Work through the data below and copy out every line where "Authentication" is found.

──────────

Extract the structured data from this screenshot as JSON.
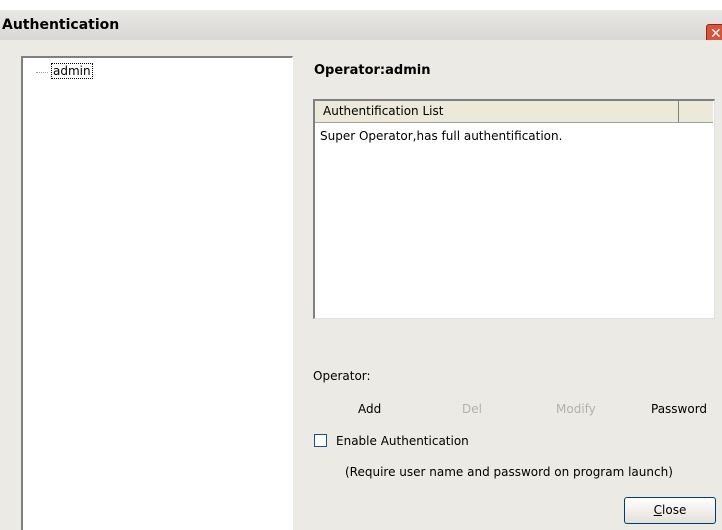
{
  "window": {
    "title": "Authentication",
    "close_glyph": "✕"
  },
  "tree": {
    "items": [
      {
        "label": "admin"
      }
    ]
  },
  "operator_title": "Operator:admin",
  "list": {
    "columns": [
      "Authentification List",
      ""
    ],
    "rows": [
      "Super Operator,has full authentification."
    ]
  },
  "operator_label": "Operator:",
  "actions": {
    "add": "Add",
    "del": "Del",
    "modify": "Modify",
    "password": "Password"
  },
  "enable_auth": {
    "label": "Enable Authentication",
    "checked": false
  },
  "hint": "(Require user name and password on program launch)",
  "close_button": {
    "mnemonic": "C",
    "rest": "lose"
  }
}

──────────

## SOLUTION FOR THIS EXERCISE:
    "title": "Authentication",
    "label": "Enable Authentication",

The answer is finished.